People with type 2 diabetes, the most common form in Australia, may produce insulin, but they either do not produce enough or their body has become resistant to its effects. Treatment depends on the severity of the condition. Type 2 diabetics range from those who can control their glucose levels with diet and exercise, to those who take oral medications, to those who need to take daily insulin injections. Though many type 2 diabetics who do not need insulin routinely self-check their glucose one or more times a day, the practice has been questioned.

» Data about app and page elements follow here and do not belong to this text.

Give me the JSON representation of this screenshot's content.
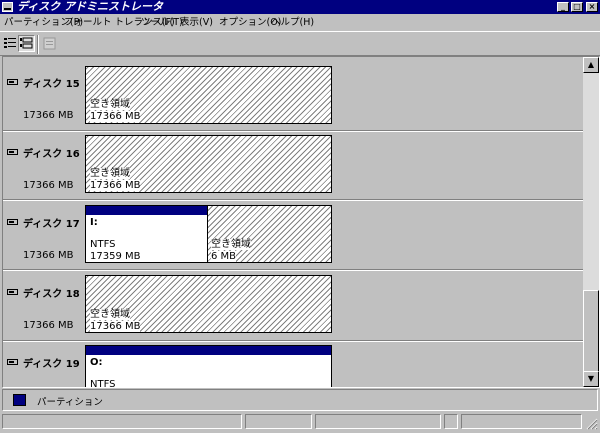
{
  "window": {
    "title": "ディスク アドミニストレータ",
    "buttons": {
      "minimize": "_",
      "maximize": "□",
      "close": "×"
    }
  },
  "menu": {
    "items": [
      {
        "label": "パーティション(P)"
      },
      {
        "label": "フォールト トレランス(F)"
      },
      {
        "label": "ツール(T)"
      },
      {
        "label": "表示(V)"
      },
      {
        "label": "オプション(O)"
      },
      {
        "label": "ヘルプ(H)"
      }
    ]
  },
  "toolbar": {
    "buttons": [
      {
        "icon": "volume-view-icon",
        "pressed": false
      },
      {
        "icon": "disk-configuration-view-icon",
        "pressed": true
      },
      {
        "icon": "properties-icon",
        "disabled": true
      }
    ]
  },
  "disks": [
    {
      "name": "ディスク 15",
      "size": "17366 MB",
      "regions": [
        {
          "type": "free",
          "label": "空き領域",
          "size": "17366 MB"
        }
      ]
    },
    {
      "name": "ディスク 16",
      "size": "17366 MB",
      "regions": [
        {
          "type": "free",
          "label": "空き領域",
          "size": "17366 MB"
        }
      ]
    },
    {
      "name": "ディスク 17",
      "size": "17366 MB",
      "regions": [
        {
          "type": "partition",
          "drive": "I:",
          "fs": "NTFS",
          "size": "17359 MB"
        },
        {
          "type": "free",
          "label": "空き領域",
          "size": "6 MB"
        }
      ]
    },
    {
      "name": "ディスク 18",
      "size": "17366 MB",
      "regions": [
        {
          "type": "free",
          "label": "空き領域",
          "size": "17366 MB"
        }
      ]
    },
    {
      "name": "ディスク 19",
      "size": "",
      "regions": [
        {
          "type": "partition",
          "drive": "O:",
          "fs": "NTFS",
          "size": ""
        }
      ]
    }
  ],
  "legend": {
    "partition_label": "パーティション",
    "partition_color": "#000080"
  },
  "colors": {
    "titlebar": "#000080",
    "face": "#c0c0c0",
    "partition_header": "#000080"
  }
}
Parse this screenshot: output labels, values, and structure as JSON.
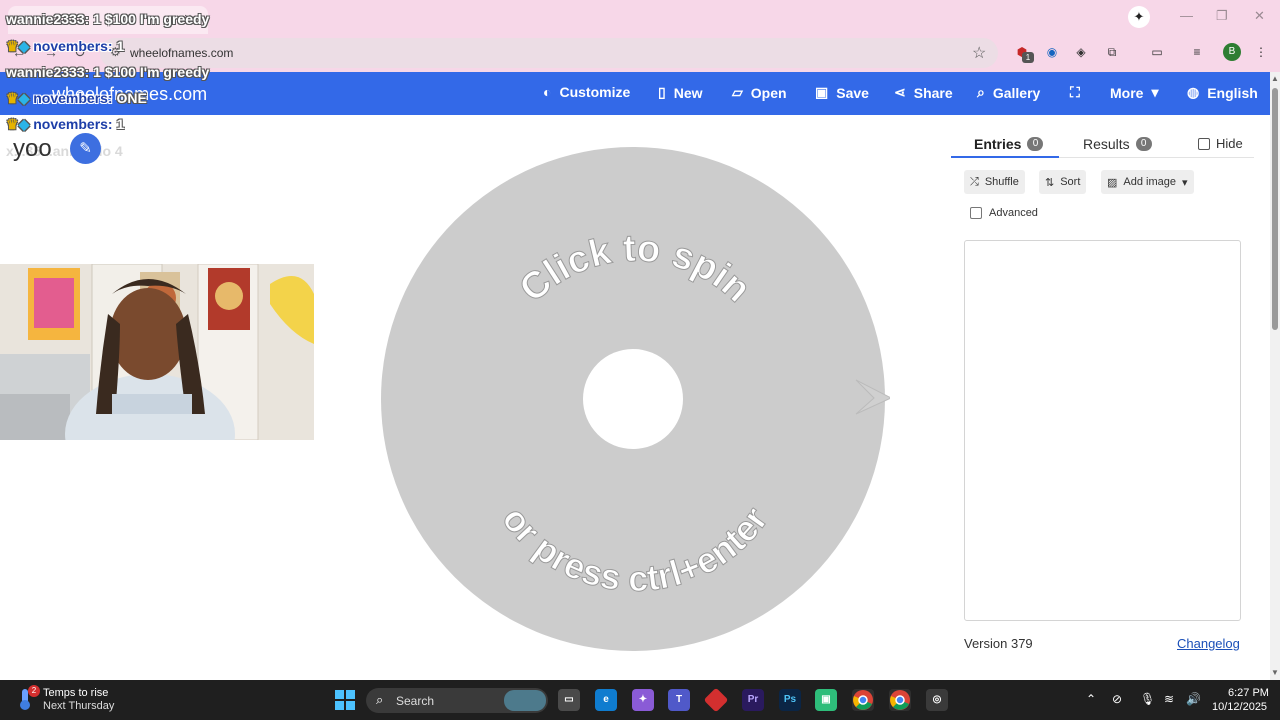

The recent one-year JAMA study was conducted at more than a dozen primary care medical practices in North Carolina in the USA and included 450 patients with type 2 diabetes, with an average age of 61. Patients were included in one of three groups: no glucose monitoring, once-daily glucose monitoring, and monitoring that included regular supportive messages about controlling type 2 diabetes. For all three groups, the researchers measured the patients' quality of life and levels of haemoglobin A1c, which evaluates the average amount of glucose in the blood over the last 2 to 3 months. At the end of the study, the researchers found no differences in quality of life or glucose control between patients who checked their glucose levels and those who didn't.
Katrina Donahue, MD, PhD, the senior author of the paper and the director of research at the University of North Carolina Division of Family Medicine, says the decision to test or not for people with type 2 diabetes has been left up to providers and patients. However, she has found in her own work that "daily testing imposes not only a financial cost, but can also take a mental toll, increasing the rate of depression or anxiety in some patients." Adds Dr. Donahue, "patients and providers should consider each unique situation as they determine whether home blood glucose monitoring is appropriate…” "For the majority," says Dr. Donahue, "the costs may outweigh the benefits. If patient and provider determine that home monitoring is not necessary, it could save the patient hundreds of finger sticks and hundreds of dollars every year."
JAMA Internal Medicine abstract